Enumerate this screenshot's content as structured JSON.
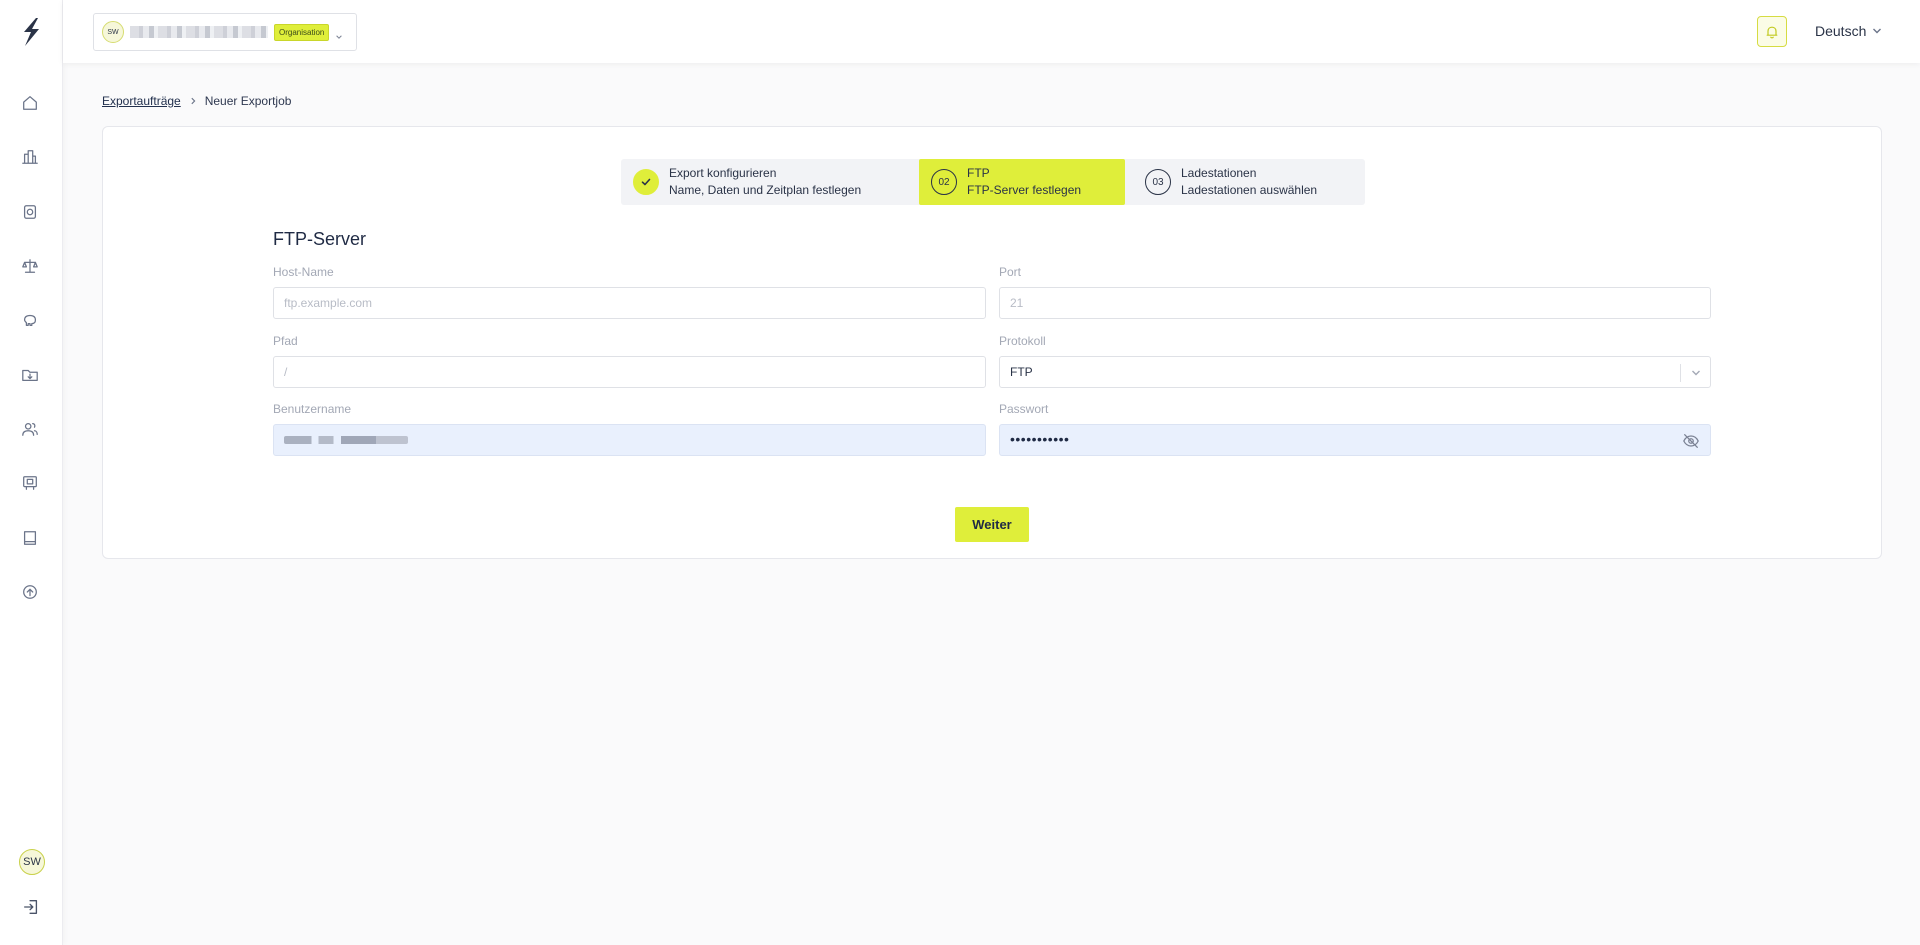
{
  "header": {
    "org": {
      "avatar_initials": "SW",
      "name": "",
      "badge": "Organisation"
    },
    "language": "Deutsch"
  },
  "sidebar": {
    "items": [
      {
        "icon": "home-icon"
      },
      {
        "icon": "building-icon"
      },
      {
        "icon": "charging-station-icon"
      },
      {
        "icon": "scale-icon"
      },
      {
        "icon": "piggy-bank-icon"
      },
      {
        "icon": "folder-download-icon"
      },
      {
        "icon": "users-icon"
      },
      {
        "icon": "cpu-card-icon"
      },
      {
        "icon": "book-icon"
      },
      {
        "icon": "upload-circle-icon"
      }
    ],
    "user_initials": "SW"
  },
  "breadcrumb": {
    "parent": "Exportaufträge",
    "current": "Neuer Exportjob"
  },
  "stepper": [
    {
      "number": "",
      "title": "Export konfigurieren",
      "subtitle": "Name, Daten und Zeitplan festlegen",
      "state": "done"
    },
    {
      "number": "02",
      "title": "FTP",
      "subtitle": "FTP-Server festlegen",
      "state": "active"
    },
    {
      "number": "03",
      "title": "Ladestationen",
      "subtitle": "Ladestationen auswählen",
      "state": "pending"
    }
  ],
  "form": {
    "title": "FTP-Server",
    "host": {
      "label": "Host-Name",
      "placeholder": "ftp.example.com",
      "value": ""
    },
    "port": {
      "label": "Port",
      "placeholder": "21",
      "value": ""
    },
    "path": {
      "label": "Pfad",
      "placeholder": "/",
      "value": ""
    },
    "protocol": {
      "label": "Protokoll",
      "value": "FTP"
    },
    "username": {
      "label": "Benutzername",
      "value": ""
    },
    "password": {
      "label": "Passwort",
      "value": "•••••••••••"
    },
    "submit_label": "Weiter"
  },
  "colors": {
    "accent": "#dfee3a",
    "text": "#1f2a44",
    "autofill": "#e9f0fd"
  }
}
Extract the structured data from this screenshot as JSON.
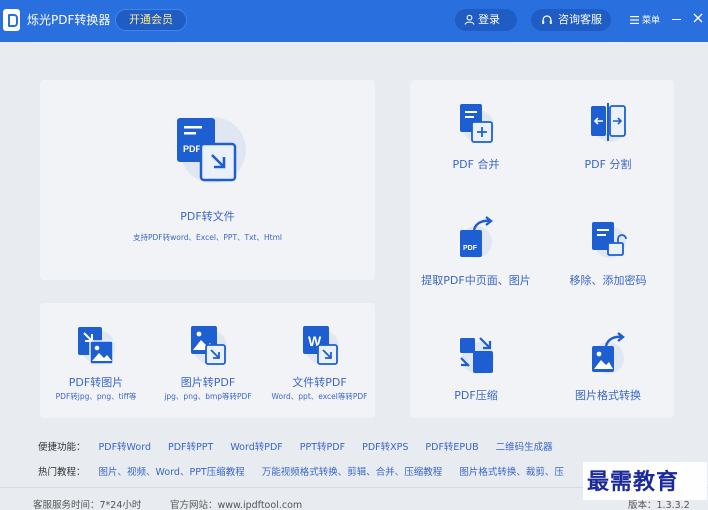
{
  "titlebar": {
    "app_title": "烁光PDF转换器",
    "vip_label": "开通会员",
    "login_label": "登录",
    "service_label": "咨询客服",
    "menu_label": "菜单"
  },
  "main_tool": {
    "label": "PDF转文件",
    "sub": "支持PDF转word、Excel、PPT、Txt、Html"
  },
  "bottom_tools": [
    {
      "label": "PDF转图片",
      "sub": "PDF转jpg、png、tiff等"
    },
    {
      "label": "图片转PDF",
      "sub": "jpg、png、bmp等转PDF"
    },
    {
      "label": "文件转PDF",
      "sub": "Word、ppt、excel等转PDF"
    }
  ],
  "right_tools": [
    {
      "label": "PDF 合并"
    },
    {
      "label": "PDF 分割"
    },
    {
      "label": "提取PDF中页面、图片"
    },
    {
      "label": "移除、添加密码"
    },
    {
      "label": "PDF压缩"
    },
    {
      "label": "图片格式转换"
    }
  ],
  "quick_links": {
    "heading": "便捷功能：",
    "items": [
      "PDF转Word",
      "PDF转PPT",
      "Word转PDF",
      "PPT转PDF",
      "PDF转XPS",
      "PDF转EPUB",
      "二维码生成器"
    ]
  },
  "tutorials": {
    "heading": "热门教程：",
    "items": [
      "图片、视频、Word、PPT压缩教程",
      "万能视频格式转换、剪辑、合并、压缩教程",
      "图片格式转换、裁剪、压"
    ]
  },
  "footer": {
    "service_hours": "客服服务时间：7*24小时",
    "website": "官方网站：www.ipdftool.com",
    "version": "版本：1.3.3.2"
  },
  "watermark": "最需教育",
  "colors": {
    "titlebar": "#2a6fde",
    "accent": "#3a67c9",
    "icon_blue": "#1d5fd1",
    "vip_text": "#ffe889"
  }
}
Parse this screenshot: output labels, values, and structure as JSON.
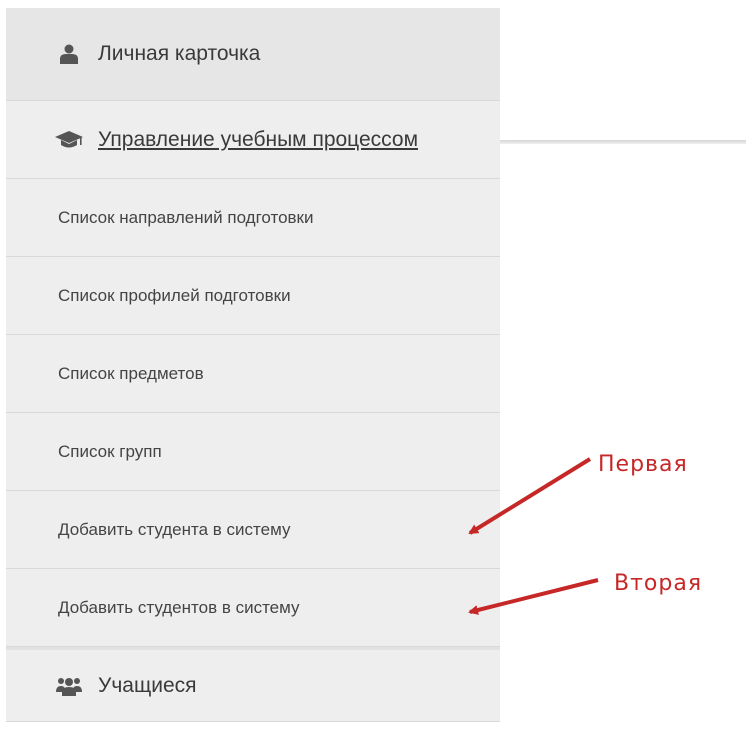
{
  "menu": {
    "profile": {
      "label": "Личная карточка",
      "icon": "user-icon"
    },
    "section": {
      "label": "Управление учебным процессом",
      "icon": "graduation-cap-icon"
    },
    "items": [
      {
        "label": "Список направлений подготовки"
      },
      {
        "label": "Список профилей подготовки"
      },
      {
        "label": "Список предметов"
      },
      {
        "label": "Список групп"
      },
      {
        "label": "Добавить студента в систему"
      },
      {
        "label": "Добавить студентов в систему"
      }
    ],
    "students": {
      "label": "Учащиеся",
      "icon": "users-icon"
    }
  },
  "annotations": {
    "first": "Первая",
    "second": "Вторая",
    "color": "#c62828"
  }
}
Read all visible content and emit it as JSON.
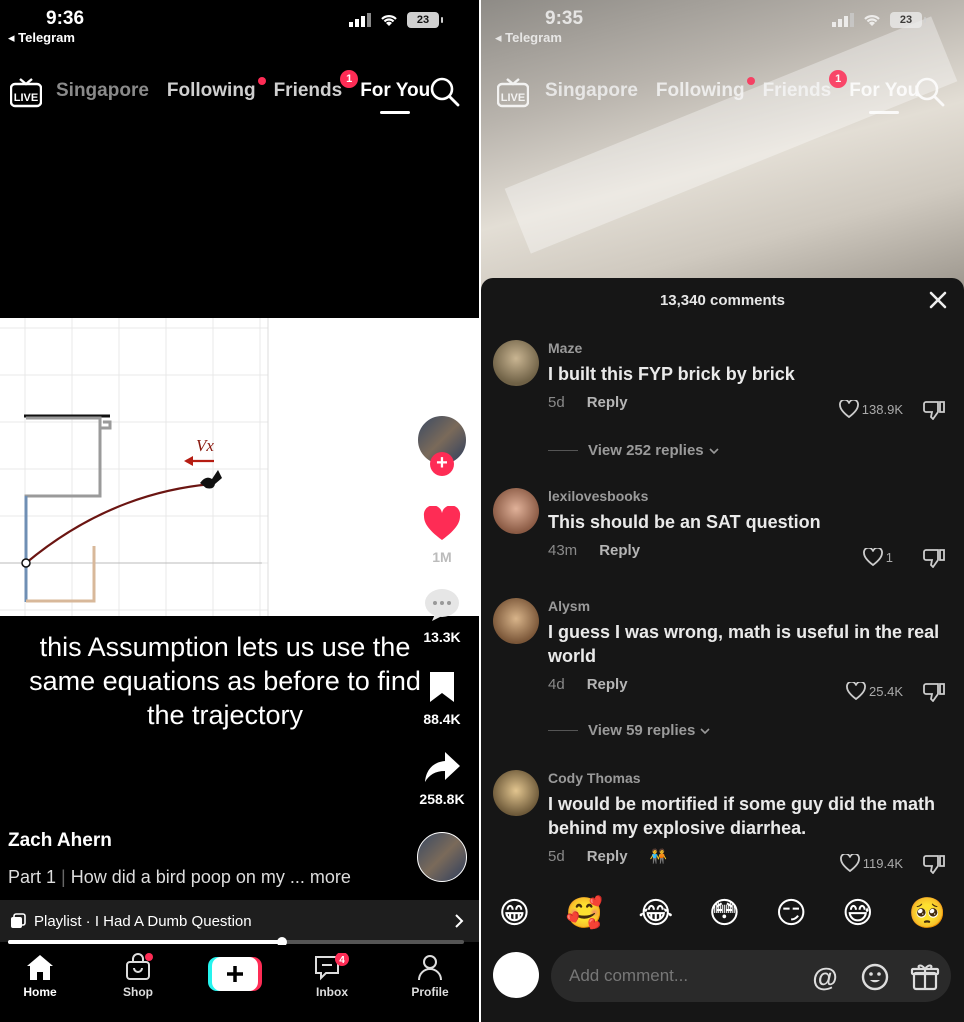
{
  "left": {
    "status": {
      "time": "9:36",
      "back_app": "◂ Telegram",
      "battery": "23"
    },
    "topnav": {
      "tabs": [
        {
          "label": "Singapore",
          "style": "dim"
        },
        {
          "label": "Following",
          "indicator": "dot"
        },
        {
          "label": "Friends",
          "badge": "1"
        },
        {
          "label": "For You",
          "active": true
        }
      ]
    },
    "video": {
      "caption": "this Assumption lets us use the same equations as before to find the trajectory",
      "graph_label": "Vx"
    },
    "rail": {
      "likes": "1M",
      "comments": "13.3K",
      "bookmarks": "88.4K",
      "shares": "258.8K"
    },
    "author": "Zach Ahern",
    "description": {
      "part": "Part 1",
      "text": "How did a bird poop on my ... more"
    },
    "playlist": "Playlist · I Had A Dumb Question",
    "progress_fraction": 0.6,
    "bottomnav": [
      {
        "label": "Home",
        "active": true
      },
      {
        "label": "Shop",
        "indicator": "dot"
      },
      {
        "label": "",
        "create": true
      },
      {
        "label": "Inbox",
        "badge": "4"
      },
      {
        "label": "Profile"
      }
    ]
  },
  "right": {
    "status": {
      "time": "9:35",
      "back_app": "◂ Telegram",
      "battery": "23"
    },
    "topnav": {
      "tabs": [
        {
          "label": "Singapore",
          "style": "dim"
        },
        {
          "label": "Following",
          "indicator": "dot"
        },
        {
          "label": "Friends",
          "badge": "1"
        },
        {
          "label": "For You",
          "active": true
        }
      ]
    },
    "comments_title": "13,340 comments",
    "comments": [
      {
        "user": "Maze",
        "text": "I built this FYP brick by brick",
        "age": "5d",
        "reply": "Reply",
        "likes": "138.9K",
        "view_replies": "View 252 replies"
      },
      {
        "user": "lexilovesbooks",
        "text": "This should be an SAT question",
        "age": "43m",
        "reply": "Reply",
        "likes": "1"
      },
      {
        "user": "Alysm",
        "text": "I guess I was wrong, math is useful in the real world",
        "age": "4d",
        "reply": "Reply",
        "likes": "25.4K",
        "view_replies": "View 59 replies"
      },
      {
        "user": "Cody Thomas",
        "text": "I would be mortified if some guy did the math behind my explosive diarrhea.",
        "age": "5d",
        "reply": "Reply",
        "likes": "119.4K"
      }
    ],
    "emojis": [
      "😁",
      "🥰",
      "😂",
      "😳",
      "😏",
      "😅",
      "🥺"
    ],
    "input": {
      "placeholder": "Add comment..."
    }
  }
}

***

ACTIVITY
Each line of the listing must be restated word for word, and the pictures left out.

RESPONSE BOX
Enumerate this screenshot's content as structured JSON.
{
  "header": {
    "org": {
      "avatar_initials": "SW",
      "name": "",
      "badge": "Organisation"
    },
    "language": "Deutsch"
  },
  "sidebar": {
    "items": [
      {
        "icon": "home-icon"
      },
      {
        "icon": "building-icon"
      },
      {
        "icon": "charging-station-icon"
      },
      {
        "icon": "scale-icon"
      },
      {
        "icon": "piggy-bank-icon"
      },
      {
        "icon": "folder-download-icon"
      },
      {
        "icon": "users-icon"
      },
      {
        "icon": "cpu-card-icon"
      },
      {
        "icon": "book-icon"
      },
      {
        "icon": "upload-circle-icon"
      }
    ],
    "user_initials": "SW"
  },
  "breadcrumb": {
    "parent": "Exportaufträge",
    "current": "Neuer Exportjob"
  },
  "stepper": [
    {
      "number": "",
      "title": "Export konfigurieren",
      "subtitle": "Name, Daten und Zeitplan festlegen",
      "state": "done"
    },
    {
      "number": "02",
      "title": "FTP",
      "subtitle": "FTP-Server festlegen",
      "state": "active"
    },
    {
      "number": "03",
      "title": "Ladestationen",
      "subtitle": "Ladestationen auswählen",
      "state": "pending"
    }
  ],
  "form": {
    "title": "FTP-Server",
    "host": {
      "label": "Host-Name",
      "placeholder": "ftp.example.com",
      "value": ""
    },
    "port": {
      "label": "Port",
      "placeholder": "21",
      "value": ""
    },
    "path": {
      "label": "Pfad",
      "placeholder": "/",
      "value": ""
    },
    "protocol": {
      "label": "Protokoll",
      "value": "FTP"
    },
    "username": {
      "label": "Benutzername",
      "value": ""
    },
    "password": {
      "label": "Passwort",
      "value": "•••••••••••"
    },
    "submit_label": "Weiter"
  },
  "colors": {
    "accent": "#dfee3a",
    "text": "#1f2a44",
    "autofill": "#e9f0fd"
  }
}
Extract the structured data from this screenshot as JSON.
{
  "titlebar": {
    "app_title": "烁光PDF转换器",
    "vip_label": "开通会员",
    "login_label": "登录",
    "service_label": "咨询客服",
    "menu_label": "菜单"
  },
  "main_tool": {
    "label": "PDF转文件",
    "sub": "支持PDF转word、Excel、PPT、Txt、Html"
  },
  "bottom_tools": [
    {
      "label": "PDF转图片",
      "sub": "PDF转jpg、png、tiff等"
    },
    {
      "label": "图片转PDF",
      "sub": "jpg、png、bmp等转PDF"
    },
    {
      "label": "文件转PDF",
      "sub": "Word、ppt、excel等转PDF"
    }
  ],
  "right_tools": [
    {
      "label": "PDF 合并"
    },
    {
      "label": "PDF 分割"
    },
    {
      "label": "提取PDF中页面、图片"
    },
    {
      "label": "移除、添加密码"
    },
    {
      "label": "PDF压缩"
    },
    {
      "label": "图片格式转换"
    }
  ],
  "quick_links": {
    "heading": "便捷功能：",
    "items": [
      "PDF转Word",
      "PDF转PPT",
      "Word转PDF",
      "PPT转PDF",
      "PDF转XPS",
      "PDF转EPUB",
      "二维码生成器"
    ]
  },
  "tutorials": {
    "heading": "热门教程：",
    "items": [
      "图片、视频、Word、PPT压缩教程",
      "万能视频格式转换、剪辑、合并、压缩教程",
      "图片格式转换、裁剪、压"
    ]
  },
  "footer": {
    "service_hours": "客服服务时间：7*24小时",
    "website": "官方网站：www.ipdftool.com",
    "version": "版本：1.3.3.2"
  },
  "watermark": "最需教育",
  "colors": {
    "titlebar": "#2a6fde",
    "accent": "#3a67c9",
    "icon_blue": "#1d5fd1",
    "vip_text": "#ffe889"
  }
}
Parse this screenshot: output labels, values, and structure as JSON.
{
  "menu": {
    "profile": {
      "label": "Личная карточка",
      "icon": "user-icon"
    },
    "section": {
      "label": "Управление учебным процессом",
      "icon": "graduation-cap-icon"
    },
    "items": [
      {
        "label": "Список направлений подготовки"
      },
      {
        "label": "Список профилей подготовки"
      },
      {
        "label": "Список предметов"
      },
      {
        "label": "Список групп"
      },
      {
        "label": "Добавить студента в систему"
      },
      {
        "label": "Добавить студентов в систему"
      }
    ],
    "students": {
      "label": "Учащиеся",
      "icon": "users-icon"
    }
  },
  "annotations": {
    "first": "Первая",
    "second": "Вторая",
    "color": "#c62828"
  }
}
Read all visible content and emit it as JSON.
{
  "left": {
    "status": {
      "time": "9:36",
      "back_app": "◂ Telegram",
      "battery": "23"
    },
    "topnav": {
      "tabs": [
        {
          "label": "Singapore",
          "style": "dim"
        },
        {
          "label": "Following",
          "indicator": "dot"
        },
        {
          "label": "Friends",
          "badge": "1"
        },
        {
          "label": "For You",
          "active": true
        }
      ]
    },
    "video": {
      "caption": "this Assumption lets us use the same equations as before to find the trajectory",
      "graph_label": "Vx"
    },
    "rail": {
      "likes": "1M",
      "comments": "13.3K",
      "bookmarks": "88.4K",
      "shares": "258.8K"
    },
    "author": "Zach Ahern",
    "description": {
      "part": "Part 1",
      "text": "How did a bird poop on my ... more"
    },
    "playlist": "Playlist · I Had A Dumb Question",
    "progress_fraction": 0.6,
    "bottomnav": [
      {
        "label": "Home",
        "active": true
      },
      {
        "label": "Shop",
        "indicator": "dot"
      },
      {
        "label": "",
        "create": true
      },
      {
        "label": "Inbox",
        "badge": "4"
      },
      {
        "label": "Profile"
      }
    ]
  },
  "right": {
    "status": {
      "time": "9:35",
      "back_app": "◂ Telegram",
      "battery": "23"
    },
    "topnav": {
      "tabs": [
        {
          "label": "Singapore",
          "style": "dim"
        },
        {
          "label": "Following",
          "indicator": "dot"
        },
        {
          "label": "Friends",
          "badge": "1"
        },
        {
          "label": "For You",
          "active": true
        }
      ]
    },
    "comments_title": "13,340 comments",
    "comments": [
      {
        "user": "Maze",
        "text": "I built this FYP brick by brick",
        "age": "5d",
        "reply": "Reply",
        "likes": "138.9K",
        "view_replies": "View 252 replies"
      },
      {
        "user": "lexilovesbooks",
        "text": "This should be an SAT question",
        "age": "43m",
        "reply": "Reply",
        "likes": "1"
      },
      {
        "user": "Alysm",
        "text": "I guess I was wrong, math is useful in the real world",
        "age": "4d",
        "reply": "Reply",
        "likes": "25.4K",
        "view_replies": "View 59 replies"
      },
      {
        "user": "Cody Thomas",
        "text": "I would be mortified if some guy did the math behind my explosive diarrhea.",
        "age": "5d",
        "reply": "Reply",
        "likes": "119.4K"
      }
    ],
    "emojis": [
      "😁",
      "🥰",
      "😂",
      "😳",
      "😏",
      "😅",
      "🥺"
    ],
    "input": {
      "placeholder": "Add comment..."
    }
  }
}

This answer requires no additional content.